By John Johnson
BassFan Senior Editor
"Aussie Aussie Aussie, Oi Oi Oi."
The famous chant used by Australian fans at major sporting events around the world in support of their native sons and daughters is coming to the Bassmaster Classic. Dozens of fans from Down Under are making preparations to be in Knoxville, Tenn. next March to cheer on Carl Jocumsen as he makes his debut in the event.
It's been a long road to initial qualification – in terms of both distance and time – for Jocumsen, who turned 38 last week. He first came to the U.S. in 2009 after winning an expense-paid trip to compete as a co-angler in the WON Bass U.S. Open via his victory that year in the Australian BASS Pro Series Grand Final, which is his home country's version of the Classic. He finished 2nd on the non-boater side.
He moved here 2 years later and began to pursue the goal that will culminate on the Tennessee River this coming spring.
"It's pretty surreal," Jocumsen said. "It's ridiculous, really – a kid from a country town in Queensland looking at something on TV. Actually fishing it is going to be pretty wild and crazy
"It'll be a life-changing moment."
No Major Bombs
Jocumsen finished higher than 31st in just one of the nine Bassmaster Elite Series tournaments this year – a 7th-place showing at Lake Chickamauga, which is now his home venue in his adopted state. However, he avoided the placements in the 80s or 90s that had plagued him in previous years.
His two worst finishes of the season came right out of the gates in Florida – 70th at the St. Johns River and 72nd at the Harris Chain of Lakes – and he didn't close particularly well (61st at South Dakota's Lake Oahe and 56th at the Mississippi River in Wisconsin last month). But in the middle, he had his single-digit outing at Chickamauga and three finishes in the 30s (Santee Cooper, Lake Fork and Pickwick), along with a 48th at the St. Lawrence River.
He ended up at No. 43 in the Angler of the Year (AOY) race.
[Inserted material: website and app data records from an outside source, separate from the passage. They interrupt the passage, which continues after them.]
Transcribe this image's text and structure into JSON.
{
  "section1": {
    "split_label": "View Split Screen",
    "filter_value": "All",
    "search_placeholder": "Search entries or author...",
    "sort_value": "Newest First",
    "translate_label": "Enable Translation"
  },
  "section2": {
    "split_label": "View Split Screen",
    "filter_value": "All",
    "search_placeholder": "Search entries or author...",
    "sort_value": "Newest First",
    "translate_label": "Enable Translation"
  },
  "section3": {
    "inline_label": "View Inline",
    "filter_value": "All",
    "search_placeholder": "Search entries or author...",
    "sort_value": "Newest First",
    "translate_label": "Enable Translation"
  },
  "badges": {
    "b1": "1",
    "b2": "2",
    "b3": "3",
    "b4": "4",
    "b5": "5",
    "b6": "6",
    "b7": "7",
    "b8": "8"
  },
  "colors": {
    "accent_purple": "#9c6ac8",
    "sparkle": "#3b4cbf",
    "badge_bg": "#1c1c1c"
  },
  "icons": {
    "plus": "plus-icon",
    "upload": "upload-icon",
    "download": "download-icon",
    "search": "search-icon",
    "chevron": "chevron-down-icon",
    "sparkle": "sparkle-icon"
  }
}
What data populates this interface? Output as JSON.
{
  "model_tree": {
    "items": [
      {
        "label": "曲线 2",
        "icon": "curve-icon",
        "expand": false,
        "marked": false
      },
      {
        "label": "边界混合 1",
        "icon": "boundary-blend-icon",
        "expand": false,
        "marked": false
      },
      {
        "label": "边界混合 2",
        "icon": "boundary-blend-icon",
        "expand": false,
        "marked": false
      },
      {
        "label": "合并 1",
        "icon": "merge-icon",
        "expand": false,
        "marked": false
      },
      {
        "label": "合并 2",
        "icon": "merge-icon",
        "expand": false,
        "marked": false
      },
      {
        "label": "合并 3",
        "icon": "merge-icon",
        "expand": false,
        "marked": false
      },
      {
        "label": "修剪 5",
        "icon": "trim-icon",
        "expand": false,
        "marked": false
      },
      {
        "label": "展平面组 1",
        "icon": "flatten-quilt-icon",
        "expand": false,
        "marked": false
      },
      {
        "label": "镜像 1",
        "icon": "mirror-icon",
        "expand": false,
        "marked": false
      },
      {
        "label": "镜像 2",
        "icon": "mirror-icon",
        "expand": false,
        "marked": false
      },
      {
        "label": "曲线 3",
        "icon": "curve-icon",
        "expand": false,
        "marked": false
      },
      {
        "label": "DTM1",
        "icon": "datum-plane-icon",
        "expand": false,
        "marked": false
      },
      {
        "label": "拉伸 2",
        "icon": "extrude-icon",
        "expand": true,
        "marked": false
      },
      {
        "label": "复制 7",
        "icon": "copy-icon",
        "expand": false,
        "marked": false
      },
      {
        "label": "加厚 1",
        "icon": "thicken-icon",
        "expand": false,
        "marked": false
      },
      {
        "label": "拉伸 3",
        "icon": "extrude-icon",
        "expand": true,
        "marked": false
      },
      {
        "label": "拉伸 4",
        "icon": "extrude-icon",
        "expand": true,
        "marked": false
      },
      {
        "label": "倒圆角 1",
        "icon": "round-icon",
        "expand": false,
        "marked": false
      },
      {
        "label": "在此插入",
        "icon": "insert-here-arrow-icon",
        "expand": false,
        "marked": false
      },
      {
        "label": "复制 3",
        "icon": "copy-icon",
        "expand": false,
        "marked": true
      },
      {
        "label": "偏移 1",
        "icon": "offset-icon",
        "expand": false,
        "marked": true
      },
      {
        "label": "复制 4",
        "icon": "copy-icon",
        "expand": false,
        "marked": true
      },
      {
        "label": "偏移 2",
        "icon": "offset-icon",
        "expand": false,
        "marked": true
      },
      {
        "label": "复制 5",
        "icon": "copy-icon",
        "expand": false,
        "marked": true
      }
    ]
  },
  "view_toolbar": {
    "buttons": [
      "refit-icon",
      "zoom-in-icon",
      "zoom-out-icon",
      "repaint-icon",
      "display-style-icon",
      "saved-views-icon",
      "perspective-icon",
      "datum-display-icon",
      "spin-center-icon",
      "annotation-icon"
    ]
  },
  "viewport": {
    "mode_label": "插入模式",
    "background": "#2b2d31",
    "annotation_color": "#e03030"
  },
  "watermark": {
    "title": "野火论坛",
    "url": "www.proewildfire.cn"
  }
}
Only the Top 40 are guaranteed slots in the following year's Classic, but double qualifiers got him in with at least one spot to spare.
"It was kind of like my worst nightmare, coming out of Florida in a hole like that," he said. "I've worked hard to learn as much as I can about Florida and I'd started to have some good finishes down there, so this year it was super-frustrating, but I'm pretty used to fighting my way out of a corner. I just told myself I had to put my head down and chip away. That's what I did and I just kept moving up."
The winner of the 2019 Elite Series event at Lake Tenkiller in Oklahoma said that staying away from bombs has been something he's emphasized for several years, and this year he was finally able to do it.
"Before that I had the try-to-win mentality and I still have it and I'll never get rid of it," he said. "But you also have to know when to go for it and when to fish to survive. It's been all about becoming a better angler, making better decisions and being more consistent."
Ironically, he said he lost more key fish this year than he ever has before, but still ended up having his best tour-level campaign to date. Two big ones that spit out glide baits on Day 2 at Chickamauga were particularly gut-wrenching, as their absence from his weigh-in bag likely prevented him from claiming his second Elite victory.
"That part was pretty frustrating," he said. "I spoke to Gerald Swindle about it and told him I was losing bass on things I never lose them on. He told me that the year before he won his (second) Angler of the Year, he lost just about every fish that mattered. He told me I just had to keep casting and keep fishing.
Opportunity to Prepare
Next year's Classic venue is less than a 90-minute drive from Jocumsen's home, so he plans to do a lot of pre-practicing before it goes off limits.
"I'm definitely going to put more time into it than I have any other event in my life," he said. "My plan is really to wait until winter sets in, but I'm hoping some warm weather comes in (during the tournament) because that'll allow me to do some things I'd really like to do to try to get the bites I need.
"With it being so close, I'm going to learn it as best as I can."